= Directions for this task =
Look through the data below. Pick out the lines holding the string "structure".

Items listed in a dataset
**********

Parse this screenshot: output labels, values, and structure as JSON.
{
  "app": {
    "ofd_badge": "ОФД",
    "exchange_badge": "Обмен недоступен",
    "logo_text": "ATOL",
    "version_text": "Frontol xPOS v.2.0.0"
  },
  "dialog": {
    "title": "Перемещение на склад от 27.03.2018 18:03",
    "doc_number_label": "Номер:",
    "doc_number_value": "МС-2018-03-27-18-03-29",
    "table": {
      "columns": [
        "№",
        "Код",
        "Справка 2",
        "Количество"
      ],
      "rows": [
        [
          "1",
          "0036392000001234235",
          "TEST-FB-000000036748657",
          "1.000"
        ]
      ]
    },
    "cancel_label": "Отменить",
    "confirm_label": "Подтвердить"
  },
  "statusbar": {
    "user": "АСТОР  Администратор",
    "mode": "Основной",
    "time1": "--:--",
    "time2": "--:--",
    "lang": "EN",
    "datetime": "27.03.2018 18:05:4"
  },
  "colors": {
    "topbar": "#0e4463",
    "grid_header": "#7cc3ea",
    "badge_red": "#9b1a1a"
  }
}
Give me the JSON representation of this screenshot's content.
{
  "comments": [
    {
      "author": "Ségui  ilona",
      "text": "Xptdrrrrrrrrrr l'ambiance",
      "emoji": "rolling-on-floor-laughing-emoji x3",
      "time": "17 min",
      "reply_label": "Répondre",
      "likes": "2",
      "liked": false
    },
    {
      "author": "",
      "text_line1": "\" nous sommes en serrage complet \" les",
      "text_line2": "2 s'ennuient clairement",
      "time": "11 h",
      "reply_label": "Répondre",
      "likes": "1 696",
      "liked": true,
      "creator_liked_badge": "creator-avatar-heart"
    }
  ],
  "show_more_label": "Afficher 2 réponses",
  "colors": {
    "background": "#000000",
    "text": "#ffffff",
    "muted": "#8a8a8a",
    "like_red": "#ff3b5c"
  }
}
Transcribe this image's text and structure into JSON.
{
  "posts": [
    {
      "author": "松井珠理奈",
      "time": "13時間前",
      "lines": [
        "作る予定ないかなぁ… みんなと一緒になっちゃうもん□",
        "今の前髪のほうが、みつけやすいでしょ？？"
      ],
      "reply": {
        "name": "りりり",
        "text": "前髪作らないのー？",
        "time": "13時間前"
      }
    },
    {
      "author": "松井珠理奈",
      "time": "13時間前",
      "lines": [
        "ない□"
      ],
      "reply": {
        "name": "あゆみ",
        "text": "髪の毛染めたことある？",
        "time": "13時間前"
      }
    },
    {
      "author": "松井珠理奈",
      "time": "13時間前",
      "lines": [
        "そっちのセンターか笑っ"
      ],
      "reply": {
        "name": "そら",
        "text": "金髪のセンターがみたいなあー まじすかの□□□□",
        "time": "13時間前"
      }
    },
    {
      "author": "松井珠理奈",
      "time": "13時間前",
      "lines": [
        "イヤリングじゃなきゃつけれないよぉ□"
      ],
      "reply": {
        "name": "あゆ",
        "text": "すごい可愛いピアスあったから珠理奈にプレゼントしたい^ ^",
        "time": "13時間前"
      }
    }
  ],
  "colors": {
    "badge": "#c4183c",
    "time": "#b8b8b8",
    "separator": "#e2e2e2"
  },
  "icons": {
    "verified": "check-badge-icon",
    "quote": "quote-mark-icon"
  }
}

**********

= Task output =
Parse this screenshot: output labels, values, and structure as JSON.
Transcribe this image's text and structure into JSON.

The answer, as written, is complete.